The Society for Conservation Biology was founded in 1985. Our stated mission was and still is “To advance the science and practice of conserving Earth’s biological diversity.” From the outset, society founders recognized the multidisciplinary nature of solving conservation problems.
Alongside the growth of SCB, the international community recognized the impending biodiversity crisis, leading to, e.g., the Convention for Biological Diversity and the Millennium Ecosystem Assessment. By the early 2000s nature conservation in general began to focus on ecosystem services, i.e., the protection of biodiversity as a means to deliver goods and services to humans. Concepts such as ecosystem services, “natural capital”, and “nature’s contributions to people” are now central to the discipline of conservation biology as well as nature conservation at large. The widely-hailed Dasgupta Review is the latest example focusing on the economics of biodiversity.
For many, however, such utilitarian values are incommensurable with the values inherent in both cultural and biological diversity. Whereas cultural diversity values have rightly gained much attention in conservation in recent years (although obviously not enough), ecological values appear to be increasingly marginalized. For example, the ecocentric values that were, and still are, central normative postulates of SCB seem to be at odds with much of mainstream conservation.
How can SCB chart a course forward through a conservation landscape that is increasingly utilitarian? On one hand our normative postulates collide with mainstream approaches. On the other hand we are part of the broader neoliberal lifestyle, and we are increasingly implicated as “fines and fences” or “colonial conservationists” or even “green liars”. How can we balance social and ecological values and justice in the post 2020 conservation world - how much “good life” is too much for individual people or the collective human enterprise if we wish there to be good lives for the remainder of Earth’s biodiversity?
The aim is of this panel is to lay the groundwork for an SCB task force or working group that will address research and policy aspects of social and ecological values. We will begin with a panel discussion at the Fall 2021 SCB Europe Webinar, and continue with a symposium at ECCB 2022 in Prague. We envision a summary article for an SCB journal, and look forward to a broader collection of articles for a special journal issue on social and ecological values in conservation.

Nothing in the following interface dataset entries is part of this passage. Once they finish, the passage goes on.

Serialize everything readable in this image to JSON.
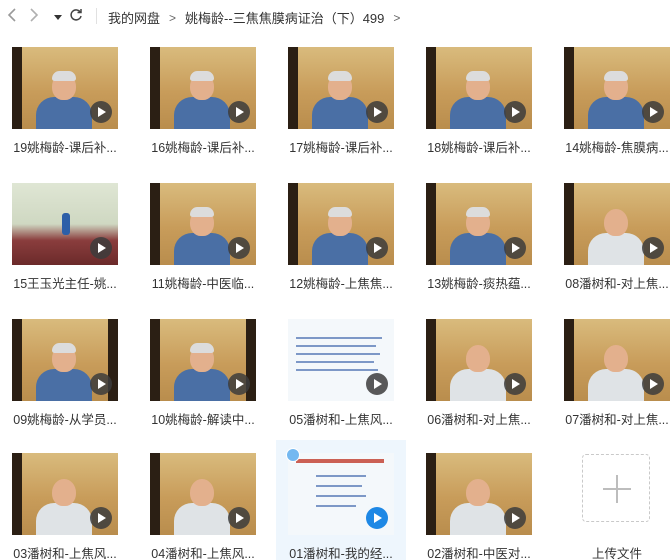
{
  "toolbar": {
    "back_icon": "chevron-left-icon",
    "forward_icon": "chevron-right-icon",
    "history_icon": "caret-down-icon",
    "refresh_icon": "refresh-icon"
  },
  "breadcrumb": {
    "root": "我的网盘",
    "separator": ">",
    "current": "姚梅龄--三焦焦膜病证治（下）499",
    "trailing": ">"
  },
  "files": [
    {
      "name": "19姚梅龄-课后补..."
    },
    {
      "name": "16姚梅龄-课后补..."
    },
    {
      "name": "17姚梅龄-课后补..."
    },
    {
      "name": "18姚梅龄-课后补..."
    },
    {
      "name": "14姚梅龄-焦膜病..."
    },
    {
      "name": "15王玉光主任-姚..."
    },
    {
      "name": "11姚梅龄-中医临..."
    },
    {
      "name": "12姚梅龄-上焦焦..."
    },
    {
      "name": "13姚梅龄-痰热蕴..."
    },
    {
      "name": "08潘树和-对上焦..."
    },
    {
      "name": "09姚梅龄-从学员..."
    },
    {
      "name": "10姚梅龄-解读中..."
    },
    {
      "name": "05潘树和-上焦风..."
    },
    {
      "name": "06潘树和-对上焦..."
    },
    {
      "name": "07潘树和-对上焦..."
    },
    {
      "name": "03潘树和-上焦风..."
    },
    {
      "name": "04潘树和-上焦风..."
    },
    {
      "name": "01潘树和-我的经..."
    },
    {
      "name": "02潘树和-中医对..."
    }
  ],
  "upload": {
    "label": "上传文件"
  },
  "colors": {
    "accent": "#1e88e5",
    "selected_bg": "#eef6fd"
  }
}
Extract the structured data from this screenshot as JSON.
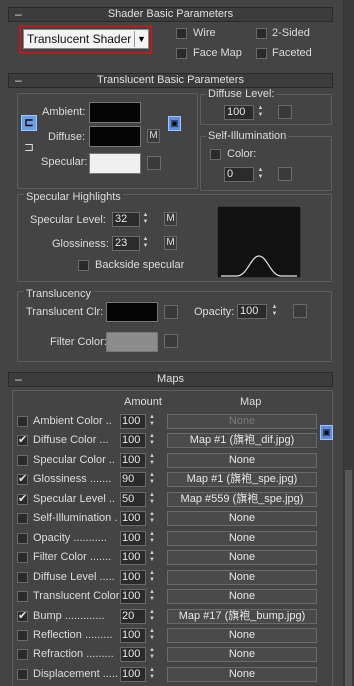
{
  "shader_basic": {
    "title": "Shader Basic Parameters",
    "shader_select": "Translucent Shader",
    "options": [
      {
        "label": "Wire",
        "checked": false
      },
      {
        "label": "2-Sided",
        "checked": false
      },
      {
        "label": "Face Map",
        "checked": false
      },
      {
        "label": "Faceted",
        "checked": false
      }
    ]
  },
  "translucent_basic": {
    "title": "Translucent Basic Parameters",
    "ambient_label": "Ambient:",
    "diffuse_label": "Diffuse:",
    "specular_label": "Specular:",
    "m_label": "M",
    "colors": {
      "ambient": "#050505",
      "diffuse": "#050505",
      "specular": "#f0f0f0"
    },
    "diffuse_level": {
      "label": "Diffuse Level:",
      "value": "100"
    },
    "self_illum": {
      "label": "Self-Illumination",
      "color_label": "Color:",
      "value": "0"
    },
    "specular_highlights": {
      "label": "Specular Highlights",
      "level_label": "Specular Level:",
      "level_value": "32",
      "gloss_label": "Glossiness:",
      "gloss_value": "23",
      "backside_label": "Backside specular"
    },
    "translucency": {
      "label": "Translucency",
      "clr_label": "Translucent Clr:",
      "opacity_label": "Opacity:",
      "opacity_value": "100",
      "filter_label": "Filter Color:",
      "colors": {
        "translucent": "#050505",
        "filter": "#8c8c8c"
      }
    }
  },
  "maps": {
    "title": "Maps",
    "col_amount": "Amount",
    "col_map": "Map",
    "rows": [
      {
        "label": "Ambient Color ..",
        "checked": false,
        "amount": "100",
        "map": "None",
        "disabled": true
      },
      {
        "label": "Diffuse Color ...",
        "checked": true,
        "amount": "100",
        "map": "Map #1 (旗袍_dif.jpg)",
        "disabled": false
      },
      {
        "label": "Specular Color ..",
        "checked": false,
        "amount": "100",
        "map": "None",
        "disabled": false
      },
      {
        "label": "Glossiness .......",
        "checked": true,
        "amount": "90",
        "map": "Map #1 (旗袍_spe.jpg)",
        "disabled": false
      },
      {
        "label": "Specular Level ..",
        "checked": true,
        "amount": "50",
        "map": "Map #559 (旗袍_spe.jpg)",
        "disabled": false
      },
      {
        "label": "Self-Illumination .",
        "checked": false,
        "amount": "100",
        "map": "None",
        "disabled": false
      },
      {
        "label": "Opacity ...........",
        "checked": false,
        "amount": "100",
        "map": "None",
        "disabled": false
      },
      {
        "label": "Filter Color .......",
        "checked": false,
        "amount": "100",
        "map": "None",
        "disabled": false
      },
      {
        "label": "Diffuse Level .....",
        "checked": false,
        "amount": "100",
        "map": "None",
        "disabled": false
      },
      {
        "label": "Translucent Color",
        "checked": false,
        "amount": "100",
        "map": "None",
        "disabled": false
      },
      {
        "label": "Bump .............",
        "checked": true,
        "amount": "20",
        "map": "Map #17 (旗袍_bump.jpg)",
        "disabled": false
      },
      {
        "label": "Reflection .........",
        "checked": false,
        "amount": "100",
        "map": "None",
        "disabled": false
      },
      {
        "label": "Refraction .........",
        "checked": false,
        "amount": "100",
        "map": "None",
        "disabled": false
      },
      {
        "label": "Displacement .....",
        "checked": false,
        "amount": "100",
        "map": "None",
        "disabled": false
      }
    ]
  }
}
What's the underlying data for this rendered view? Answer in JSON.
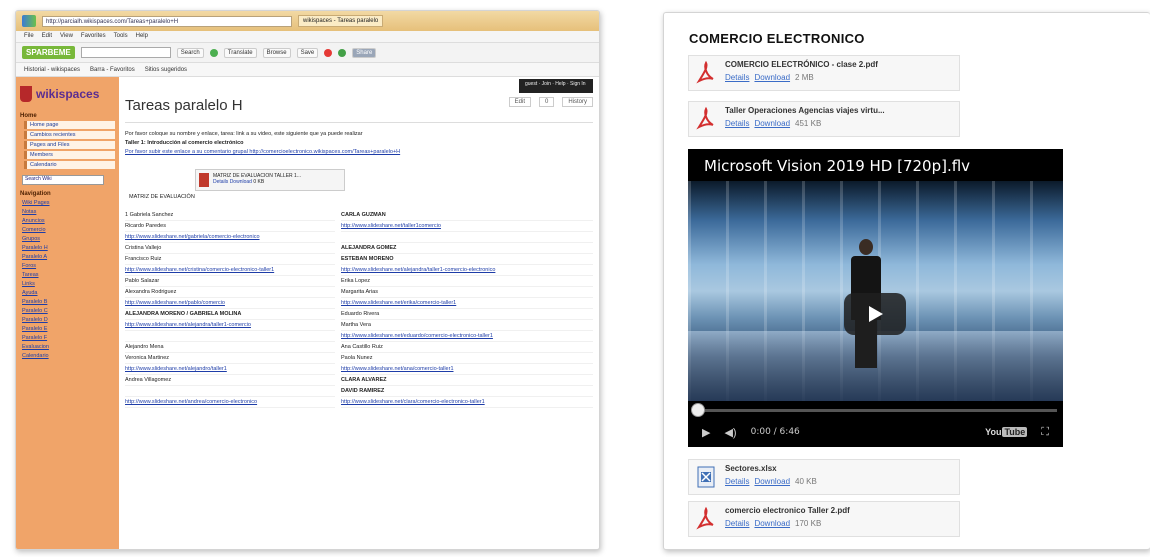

Socio-psychological factors, beyond knowledge, predict people’s engagement in pollinator conservation and reveal new opportunities for increasing uptake
- Jessica Knapp (Lund University, Lund, Sweden; University of Exeter, Truro, United Kingdom)
Learning from multi-method participatory approaches for protected area management
- Veronica Lo (University of British Columbia, Canada)
Spatial targeting to achieve the dual biodiversity goals – ecosystem service provisioning and species conservation as such
- Henrik G. Smith (Department of Biology & Centre of Environmental and Climate Science, Sweden)